    The more social enterprise we have in education at all levels, the better a world we will live in. Education that promotes selfishness or abuses children’s rights is sending the opposite message about care for others and our environment.

    Children need urgently to learn this before university, though, especially when there are few peers around to demonstrate selfless thinking and actions. To this end, one of our projects is the Chrysalis School for Young Social Entrepreneurs in Kampala – http://www.chrysalisuganda.wordpress.com for more info – was initiated this year. You can watch the academic travels of our capable young pupils, all of whom come from remote rural villages, at the link above.

    Many children of this age (12-15) in Africa crucially need business and Maths skills in order to further their education or simply survive, so why focus your attention almost exclusively on those children that have somehow been lucky enough to find money to get to a university? We know very well that poverty is about circumstance, at least with children not an incorrigible state of mind.

    If it is a question of first things first, then why not start young and then the university graduates would not need so much re-orientation, as is the case these days.

  • http://www.ventureneer.com/vblog Geri Stengel

    Now that’s good news!
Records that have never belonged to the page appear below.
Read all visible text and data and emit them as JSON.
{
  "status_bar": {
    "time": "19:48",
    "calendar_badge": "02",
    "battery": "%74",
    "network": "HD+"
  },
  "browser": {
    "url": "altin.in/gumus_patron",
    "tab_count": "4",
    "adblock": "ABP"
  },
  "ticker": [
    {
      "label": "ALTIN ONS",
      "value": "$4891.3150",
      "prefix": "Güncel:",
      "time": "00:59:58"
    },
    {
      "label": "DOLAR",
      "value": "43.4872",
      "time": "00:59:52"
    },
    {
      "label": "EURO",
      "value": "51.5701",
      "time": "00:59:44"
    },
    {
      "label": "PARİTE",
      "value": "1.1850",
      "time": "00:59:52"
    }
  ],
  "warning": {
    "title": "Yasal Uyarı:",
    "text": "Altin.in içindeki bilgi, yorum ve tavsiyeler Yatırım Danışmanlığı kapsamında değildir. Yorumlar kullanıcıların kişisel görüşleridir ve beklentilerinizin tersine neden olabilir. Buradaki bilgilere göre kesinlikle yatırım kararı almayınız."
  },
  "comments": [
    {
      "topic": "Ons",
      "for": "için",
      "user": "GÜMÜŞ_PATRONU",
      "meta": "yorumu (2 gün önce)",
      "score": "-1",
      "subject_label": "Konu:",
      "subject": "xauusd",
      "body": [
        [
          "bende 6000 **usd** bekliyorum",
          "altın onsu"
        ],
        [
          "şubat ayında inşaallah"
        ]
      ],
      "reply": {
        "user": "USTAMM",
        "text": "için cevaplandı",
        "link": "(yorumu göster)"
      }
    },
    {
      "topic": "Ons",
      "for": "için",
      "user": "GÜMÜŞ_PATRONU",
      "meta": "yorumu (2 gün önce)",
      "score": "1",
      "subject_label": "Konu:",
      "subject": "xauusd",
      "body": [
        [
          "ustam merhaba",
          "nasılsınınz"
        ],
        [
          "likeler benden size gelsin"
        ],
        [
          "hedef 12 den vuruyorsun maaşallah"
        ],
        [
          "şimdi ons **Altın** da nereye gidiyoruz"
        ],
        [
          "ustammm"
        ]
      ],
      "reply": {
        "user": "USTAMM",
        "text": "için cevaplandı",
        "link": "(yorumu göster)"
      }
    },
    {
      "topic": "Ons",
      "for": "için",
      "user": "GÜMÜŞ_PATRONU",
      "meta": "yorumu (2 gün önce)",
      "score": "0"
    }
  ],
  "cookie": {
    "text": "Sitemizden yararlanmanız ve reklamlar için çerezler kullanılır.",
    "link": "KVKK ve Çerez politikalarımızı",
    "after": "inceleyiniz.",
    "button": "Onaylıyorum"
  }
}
Maybe the excesses of the last decade have done some good after all, by making people aware that greed isn’t good.